"He's a Christian, and that's what we need more of," said a retired schoolteacher with her husband, a veteran. "It was a long time ago. Why is it coming to the forefront now?"
Nathan Pennington, a big-rig truck salesman from Jasper, who just finished lunch with his father, said the allegations against Moore have given him pause. He's not sure how he will vote now.
Pennington said he's a Republican, but "a Christian first." He wants to learn more about Jones, a former assistant U.S. attorney in Alabama, before making up his mind.
The Jones campaign was always a long shot. The Democrat carries his own storied background as the prosecutor who won convictions against Ku Klux Klan members decades after the civil rights-era bombing that killed four girls at the 16th Street Baptist Church in downtown Birmingham.
But Democrats have not won a Senate seat here for more than 20 years, and his path to victory hinged not just on turning out the state's Democrats, but peeling away Republicans. Jones will need to attract the GOP's centrists and business leaders, some of whom view Moore's firebrand conservatism, backed by former Trump adviser Stephen K. Bannon, as too extreme.
Whether there are enough of those kinds of Republicans, against the tide of Moore's dedicated base of rural and Christian voters, likely will determine the outcome.
"You go back in history, when George Wallace was in, he had a lot more support in the rural areas, and you see that with Roy Moore," Franks said. "Is that enough to carry him now going forward?"

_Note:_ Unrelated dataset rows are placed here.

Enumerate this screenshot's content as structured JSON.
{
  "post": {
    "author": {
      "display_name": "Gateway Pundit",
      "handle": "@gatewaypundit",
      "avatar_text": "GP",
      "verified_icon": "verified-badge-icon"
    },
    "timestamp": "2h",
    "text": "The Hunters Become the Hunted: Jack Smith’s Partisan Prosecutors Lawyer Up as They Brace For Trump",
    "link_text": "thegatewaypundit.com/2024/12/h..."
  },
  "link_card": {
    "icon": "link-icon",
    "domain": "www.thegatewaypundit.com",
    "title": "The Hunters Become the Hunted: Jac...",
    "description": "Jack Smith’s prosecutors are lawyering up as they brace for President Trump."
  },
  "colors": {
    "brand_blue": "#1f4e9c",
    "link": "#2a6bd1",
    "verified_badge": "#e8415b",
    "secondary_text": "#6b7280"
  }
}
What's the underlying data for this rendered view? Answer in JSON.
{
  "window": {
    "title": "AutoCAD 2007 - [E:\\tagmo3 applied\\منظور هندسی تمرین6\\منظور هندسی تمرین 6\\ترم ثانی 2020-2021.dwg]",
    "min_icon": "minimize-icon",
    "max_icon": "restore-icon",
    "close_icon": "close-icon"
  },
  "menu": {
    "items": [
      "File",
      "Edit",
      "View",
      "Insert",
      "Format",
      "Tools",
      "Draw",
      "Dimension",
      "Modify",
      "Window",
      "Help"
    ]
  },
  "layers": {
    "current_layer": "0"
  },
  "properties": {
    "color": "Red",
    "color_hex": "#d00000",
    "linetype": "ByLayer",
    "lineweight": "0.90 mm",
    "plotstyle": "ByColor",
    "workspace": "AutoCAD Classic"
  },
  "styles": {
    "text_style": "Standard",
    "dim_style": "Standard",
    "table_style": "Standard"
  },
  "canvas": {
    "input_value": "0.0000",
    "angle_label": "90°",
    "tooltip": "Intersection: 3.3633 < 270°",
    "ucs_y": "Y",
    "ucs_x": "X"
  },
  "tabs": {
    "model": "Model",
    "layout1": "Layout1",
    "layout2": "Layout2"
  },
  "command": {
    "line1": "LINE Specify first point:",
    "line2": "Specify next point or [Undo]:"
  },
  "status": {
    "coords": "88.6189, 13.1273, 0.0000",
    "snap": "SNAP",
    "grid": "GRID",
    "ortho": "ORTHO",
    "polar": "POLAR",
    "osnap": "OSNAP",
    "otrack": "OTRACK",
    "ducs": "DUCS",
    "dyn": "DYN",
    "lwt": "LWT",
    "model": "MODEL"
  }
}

(c)2017 Los Angeles Times
Visit Los Angeles Times at www.latimes.com
Distributed by Tribune Content Agency, LLC.